[[ LISTED ENTRIES open ]]

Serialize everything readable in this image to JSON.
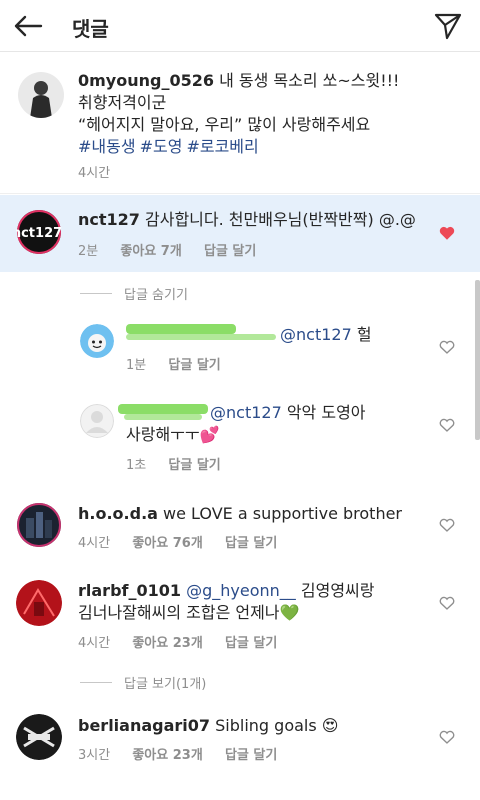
{
  "header": {
    "title": "댓글",
    "back_icon": "arrow-left-icon",
    "send_icon": "paper-plane-icon"
  },
  "colors": {
    "highlight": "#e6f0fb",
    "liked": "#ed4956",
    "link": "#2b4c8a",
    "muted": "#8e8e8e"
  },
  "caption": {
    "username": "0myoung_0526",
    "line1": " 내 동생 목소리 쏘~스윗!!!",
    "line2": "취향저격이군",
    "line3": "“헤어지지 말아요, 우리” 많이 사랑해주세요",
    "hashtags": [
      "#내동생",
      "#도영",
      "#로코베리"
    ],
    "time": "4시간"
  },
  "comments": [
    {
      "username": "nct127",
      "text": " 감사합니다. 천만배우님(반짝반짝) @.@",
      "avatar_text": "nct127",
      "time": "2분",
      "likes": "좋아요 7개",
      "reply": "답글 달기",
      "liked": true
    },
    {
      "username": "h.o.o.d.a",
      "text": " we LOVE a supportive brother",
      "time": "4시간",
      "likes": "좋아요 76개",
      "reply": "답글 달기"
    },
    {
      "username": "rlarbf_0101",
      "mention": "@g_hyeonn__",
      "text_line1": " 김영영씨랑",
      "text_line2": "김너나잘해씨의 조합은 언제나💚",
      "time": "4시간",
      "likes": "좋아요 23개",
      "reply": "답글 달기"
    },
    {
      "username": "berlianagari07",
      "text": " Sibling goals 😍",
      "time": "3시간",
      "likes": "좋아요 23개",
      "reply": "답글 달기"
    }
  ],
  "hide_replies": "답글 숨기기",
  "view_replies": "답글 보기(1개)",
  "replies": [
    {
      "mention": "@nct127",
      "text": " 헐",
      "time": "1분",
      "reply": "답글 달기"
    },
    {
      "mention": "@nct127",
      "text_line1": " 악악 도영아",
      "text_line2": "사랑해ㅜㅜ💕",
      "time": "1초",
      "reply": "답글 달기"
    }
  ]
}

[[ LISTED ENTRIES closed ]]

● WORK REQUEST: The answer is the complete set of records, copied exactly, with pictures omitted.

● OUTPUT:
Serialize everything readable in this image to JSON.
{
  "header": {
    "title": "댓글",
    "back_icon": "arrow-left-icon",
    "send_icon": "paper-plane-icon"
  },
  "colors": {
    "highlight": "#e6f0fb",
    "liked": "#ed4956",
    "link": "#2b4c8a",
    "muted": "#8e8e8e"
  },
  "caption": {
    "username": "0myoung_0526",
    "line1": " 내 동생 목소리 쏘~스윗!!!",
    "line2": "취향저격이군",
    "line3": "“헤어지지 말아요, 우리” 많이 사랑해주세요",
    "hashtags": [
      "#내동생",
      "#도영",
      "#로코베리"
    ],
    "time": "4시간"
  },
  "comments": [
    {
      "username": "nct127",
      "text": " 감사합니다. 천만배우님(반짝반짝) @.@",
      "avatar_text": "nct127",
      "time": "2분",
      "likes": "좋아요 7개",
      "reply": "답글 달기",
      "liked": true
    },
    {
      "username": "h.o.o.d.a",
      "text": " we LOVE a supportive brother",
      "time": "4시간",
      "likes": "좋아요 76개",
      "reply": "답글 달기"
    },
    {
      "username": "rlarbf_0101",
      "mention": "@g_hyeonn__",
      "text_line1": " 김영영씨랑",
      "text_line2": "김너나잘해씨의 조합은 언제나💚",
      "time": "4시간",
      "likes": "좋아요 23개",
      "reply": "답글 달기"
    },
    {
      "username": "berlianagari07",
      "text": " Sibling goals 😍",
      "time": "3시간",
      "likes": "좋아요 23개",
      "reply": "답글 달기"
    }
  ],
  "hide_replies": "답글 숨기기",
  "view_replies": "답글 보기(1개)",
  "replies": [
    {
      "mention": "@nct127",
      "text": " 헐",
      "time": "1분",
      "reply": "답글 달기"
    },
    {
      "mention": "@nct127",
      "text_line1": " 악악 도영아",
      "text_line2": "사랑해ㅜㅜ💕",
      "time": "1초",
      "reply": "답글 달기"
    }
  ]
}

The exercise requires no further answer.